• **What the exercise asks**
Wherever the string "GameCenterGroupInfoCell" occurs in a line of these records, report that line.

=== Dataset ===

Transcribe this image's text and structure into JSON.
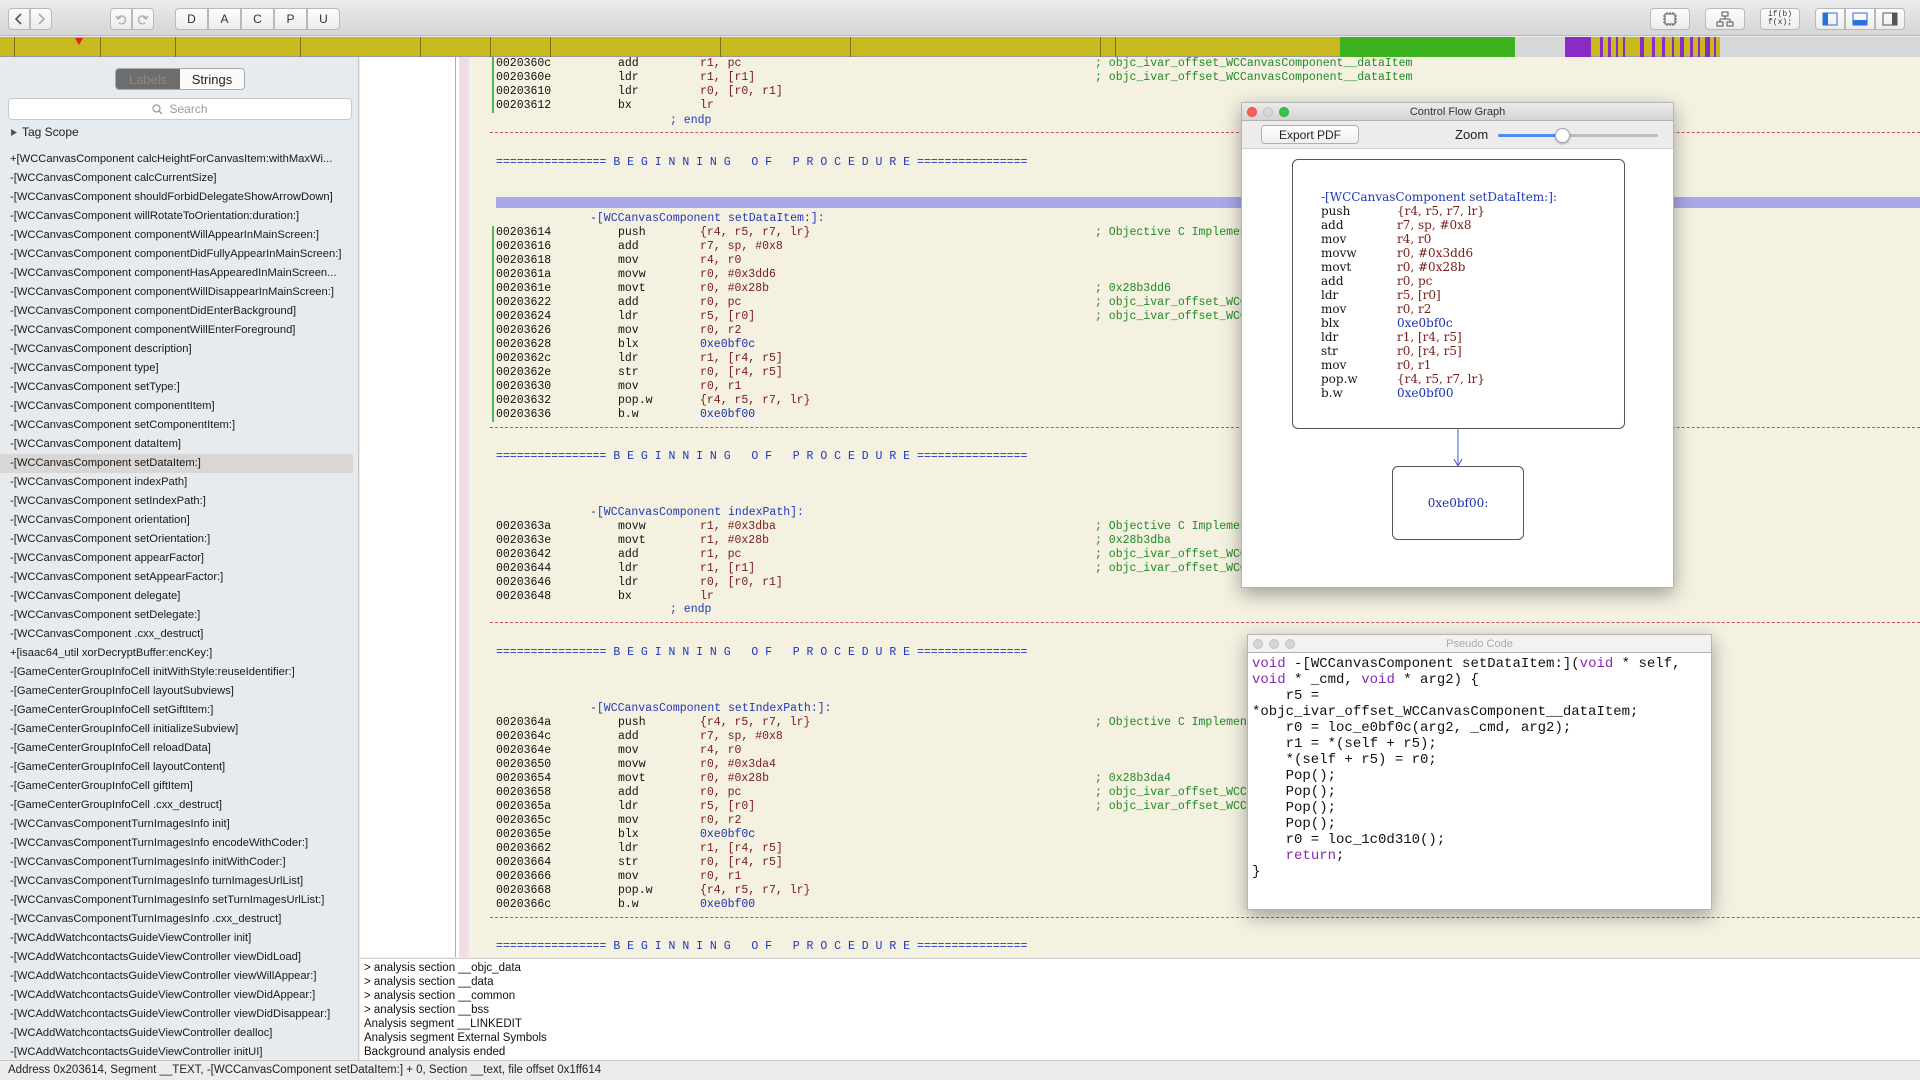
{
  "toolbar": {
    "mode_buttons": [
      "D",
      "A",
      "C",
      "P",
      "U"
    ],
    "pseudo_icon_text": "if(b)\nf(x);"
  },
  "sidebar": {
    "tabs": [
      "Labels",
      "Strings"
    ],
    "active_tab": "Labels",
    "search_placeholder": "Search",
    "tag_scope": "Tag Scope",
    "selected_index": 16,
    "items": [
      "+[WCCanvasComponent calcHeightForCanvasItem:withMaxWi...",
      "-[WCCanvasComponent calcCurrentSize]",
      "-[WCCanvasComponent shouldForbidDelegateShowArrowDown]",
      "-[WCCanvasComponent willRotateToOrientation:duration:]",
      "-[WCCanvasComponent componentWillAppearInMainScreen:]",
      "-[WCCanvasComponent componentDidFullyAppearInMainScreen:]",
      "-[WCCanvasComponent componentHasAppearedInMainScreen...",
      "-[WCCanvasComponent componentWillDisappearInMainScreen:]",
      "-[WCCanvasComponent componentDidEnterBackground]",
      "-[WCCanvasComponent componentWillEnterForeground]",
      "-[WCCanvasComponent description]",
      "-[WCCanvasComponent type]",
      "-[WCCanvasComponent setType:]",
      "-[WCCanvasComponent componentItem]",
      "-[WCCanvasComponent setComponentItem:]",
      "-[WCCanvasComponent dataItem]",
      "-[WCCanvasComponent setDataItem:]",
      "-[WCCanvasComponent indexPath]",
      "-[WCCanvasComponent setIndexPath:]",
      "-[WCCanvasComponent orientation]",
      "-[WCCanvasComponent setOrientation:]",
      "-[WCCanvasComponent appearFactor]",
      "-[WCCanvasComponent setAppearFactor:]",
      "-[WCCanvasComponent delegate]",
      "-[WCCanvasComponent setDelegate:]",
      "-[WCCanvasComponent .cxx_destruct]",
      "+[isaac64_util xorDecryptBuffer:encKey:]",
      "-[GameCenterGroupInfoCell initWithStyle:reuseIdentifier:]",
      "-[GameCenterGroupInfoCell layoutSubviews]",
      "-[GameCenterGroupInfoCell setGiftItem:]",
      "-[GameCenterGroupInfoCell initializeSubview]",
      "-[GameCenterGroupInfoCell reloadData]",
      "-[GameCenterGroupInfoCell layoutContent]",
      "-[GameCenterGroupInfoCell giftItem]",
      "-[GameCenterGroupInfoCell .cxx_destruct]",
      "-[WCCanvasComponentTurnImagesInfo init]",
      "-[WCCanvasComponentTurnImagesInfo encodeWithCoder:]",
      "-[WCCanvasComponentTurnImagesInfo initWithCoder:]",
      "-[WCCanvasComponentTurnImagesInfo turnImagesUrlList]",
      "-[WCCanvasComponentTurnImagesInfo setTurnImagesUrlList:]",
      "-[WCCanvasComponentTurnImagesInfo .cxx_destruct]",
      "-[WCAddWatchcontactsGuideViewController init]",
      "-[WCAddWatchcontactsGuideViewController viewDidLoad]",
      "-[WCAddWatchcontactsGuideViewController viewWillAppear:]",
      "-[WCAddWatchcontactsGuideViewController viewDidAppear:]",
      "-[WCAddWatchcontactsGuideViewController viewDidDisappear:]",
      "-[WCAddWatchcontactsGuideViewController dealloc]",
      "-[WCAddWatchcontactsGuideViewController initUI]"
    ]
  },
  "code": {
    "proc_banner": "================ B E G I N N I N G   O F   P R O C E D U R E ================",
    "endp": "; endp",
    "block0": [
      {
        "a": "0020360c",
        "m": "add",
        "o": "r1, pc",
        "c": "; objc_ivar_offset_WCCanvasComponent__dataItem"
      },
      {
        "a": "0020360e",
        "m": "ldr",
        "o": "r1, [r1]",
        "c": "; objc_ivar_offset_WCCanvasComponent__dataItem"
      },
      {
        "a": "00203610",
        "m": "ldr",
        "o": "r0, [r0, r1]",
        "c": ""
      },
      {
        "a": "00203612",
        "m": "bx",
        "o": "lr",
        "c": ""
      }
    ],
    "proc1_name": "-[WCCanvasComponent setDataItem:]:",
    "block1": [
      {
        "a": "00203614",
        "m": "push",
        "o": "{r4, r5, r7, lr}",
        "c": "; Objective C Implement"
      },
      {
        "a": "00203616",
        "m": "add",
        "o": "r7, sp, #0x8",
        "c": ""
      },
      {
        "a": "00203618",
        "m": "mov",
        "o": "r4, r0",
        "c": ""
      },
      {
        "a": "0020361a",
        "m": "movw",
        "o": "r0, #0x3dd6",
        "c": ""
      },
      {
        "a": "0020361e",
        "m": "movt",
        "o": "r0, #0x28b",
        "c": "; 0x28b3dd6"
      },
      {
        "a": "00203622",
        "m": "add",
        "o": "r0, pc",
        "c": "; objc_ivar_offset_WCCa"
      },
      {
        "a": "00203624",
        "m": "ldr",
        "o": "r5, [r0]",
        "c": "; objc_ivar_offset_WCCa"
      },
      {
        "a": "00203626",
        "m": "mov",
        "o": "r0, r2",
        "c": ""
      },
      {
        "a": "00203628",
        "m": "blx",
        "o": "0xe0bf0c",
        "c": ""
      },
      {
        "a": "0020362c",
        "m": "ldr",
        "o": "r1, [r4, r5]",
        "c": ""
      },
      {
        "a": "0020362e",
        "m": "str",
        "o": "r0, [r4, r5]",
        "c": ""
      },
      {
        "a": "00203630",
        "m": "mov",
        "o": "r0, r1",
        "c": ""
      },
      {
        "a": "00203632",
        "m": "pop.w",
        "o": "{r4, r5, r7, lr}",
        "c": ""
      },
      {
        "a": "00203636",
        "m": "b.w",
        "o": "0xe0bf00",
        "c": ""
      }
    ],
    "proc2_name": "-[WCCanvasComponent indexPath]:",
    "block2": [
      {
        "a": "0020363a",
        "m": "movw",
        "o": "r1, #0x3dba",
        "c": "; Objective C Implement"
      },
      {
        "a": "0020363e",
        "m": "movt",
        "o": "r1, #0x28b",
        "c": "; 0x28b3dba"
      },
      {
        "a": "00203642",
        "m": "add",
        "o": "r1, pc",
        "c": "; objc_ivar_offset_WCCa"
      },
      {
        "a": "00203644",
        "m": "ldr",
        "o": "r1, [r1]",
        "c": "; objc_ivar_offset_WCCa"
      },
      {
        "a": "00203646",
        "m": "ldr",
        "o": "r0, [r0, r1]",
        "c": ""
      },
      {
        "a": "00203648",
        "m": "bx",
        "o": "lr",
        "c": ""
      }
    ],
    "proc3_name": "-[WCCanvasComponent setIndexPath:]:",
    "block3": [
      {
        "a": "0020364a",
        "m": "push",
        "o": "{r4, r5, r7, lr}",
        "c": "; Objective C Implementa"
      },
      {
        "a": "0020364c",
        "m": "add",
        "o": "r7, sp, #0x8",
        "c": ""
      },
      {
        "a": "0020364e",
        "m": "mov",
        "o": "r4, r0",
        "c": ""
      },
      {
        "a": "00203650",
        "m": "movw",
        "o": "r0, #0x3da4",
        "c": ""
      },
      {
        "a": "00203654",
        "m": "movt",
        "o": "r0, #0x28b",
        "c": "; 0x28b3da4"
      },
      {
        "a": "00203658",
        "m": "add",
        "o": "r0, pc",
        "c": "; objc_ivar_offset_WCCan"
      },
      {
        "a": "0020365a",
        "m": "ldr",
        "o": "r5, [r0]",
        "c": "; objc_ivar_offset_WCCan"
      },
      {
        "a": "0020365c",
        "m": "mov",
        "o": "r0, r2",
        "c": ""
      },
      {
        "a": "0020365e",
        "m": "blx",
        "o": "0xe0bf0c",
        "c": ""
      },
      {
        "a": "00203662",
        "m": "ldr",
        "o": "r1, [r4, r5]",
        "c": ""
      },
      {
        "a": "00203664",
        "m": "str",
        "o": "r0, [r4, r5]",
        "c": ""
      },
      {
        "a": "00203666",
        "m": "mov",
        "o": "r0, r1",
        "c": ""
      },
      {
        "a": "00203668",
        "m": "pop.w",
        "o": "{r4, r5, r7, lr}",
        "c": ""
      },
      {
        "a": "0020366c",
        "m": "b.w",
        "o": "0xe0bf00",
        "c": ""
      }
    ]
  },
  "log": [
    "> analysis section __objc_data",
    "> analysis section __data",
    "> analysis section __common",
    "> analysis section __bss",
    "Analysis segment __LINKEDIT",
    "Analysis segment External Symbols",
    "Background analysis ended"
  ],
  "status": "Address 0x203614, Segment __TEXT, -[WCCanvasComponent setDataItem:] + 0, Section __text, file offset 0x1ff614",
  "cfg": {
    "title": "Control Flow Graph",
    "export_label": "Export PDF",
    "zoom_label": "Zoom",
    "zoom_value": 0.4,
    "node1_title": "-[WCCanvasComponent setDataItem:]:",
    "node1_lines": [
      {
        "m": "push",
        "o": "{r4, r5, r7, lr}"
      },
      {
        "m": "add",
        "o": "r7, sp, #0x8"
      },
      {
        "m": "mov",
        "o": "r4, r0"
      },
      {
        "m": "movw",
        "o": "r0, #0x3dd6"
      },
      {
        "m": "movt",
        "o": "r0, #0x28b"
      },
      {
        "m": "add",
        "o": "r0, pc"
      },
      {
        "m": "ldr",
        "o": "r5, [r0]"
      },
      {
        "m": "mov",
        "o": "r0, r2"
      },
      {
        "m": "blx",
        "o": "0xe0bf0c"
      },
      {
        "m": "ldr",
        "o": "r1, [r4, r5]"
      },
      {
        "m": "str",
        "o": "r0, [r4, r5]"
      },
      {
        "m": "mov",
        "o": "r0, r1"
      },
      {
        "m": "pop.w",
        "o": "{r4, r5, r7, lr}"
      },
      {
        "m": "b.w",
        "o": "0xe0bf00"
      }
    ],
    "node2_label": "0xe0bf00:"
  },
  "pseudo": {
    "title": "Pseudo Code",
    "lines": [
      "void -[WCCanvasComponent setDataItem:](void * self,",
      "void * _cmd, void * arg2) {",
      "    r5 =",
      "*objc_ivar_offset_WCCanvasComponent__dataItem;",
      "    r0 = loc_e0bf0c(arg2, _cmd, arg2);",
      "    r1 = *(self + r5);",
      "    *(self + r5) = r0;",
      "    Pop();",
      "    Pop();",
      "    Pop();",
      "    Pop();",
      "    r0 = loc_1c0d310();",
      "    return;",
      "}"
    ]
  },
  "colors": {
    "nav_yellow": "#c8ba1e",
    "nav_green": "#3cb21f",
    "nav_purple": "#8a2bc6",
    "code_bg": "#f4f1e1",
    "comment_green": "#1f8a24",
    "label_blue": "#2137b8"
  }
}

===

• **Finished task**
      "-[GameCenterGroupInfoCell initWithStyle:reuseIdentifier:]",
      "-[GameCenterGroupInfoCell layoutSubviews]",
      "-[GameCenterGroupInfoCell setGiftItem:]",
      "-[GameCenterGroupInfoCell initializeSubview]",
      "-[GameCenterGroupInfoCell reloadData]",
      "-[GameCenterGroupInfoCell layoutContent]",
      "-[GameCenterGroupInfoCell giftItem]",
      "-[GameCenterGroupInfoCell .cxx_destruct]",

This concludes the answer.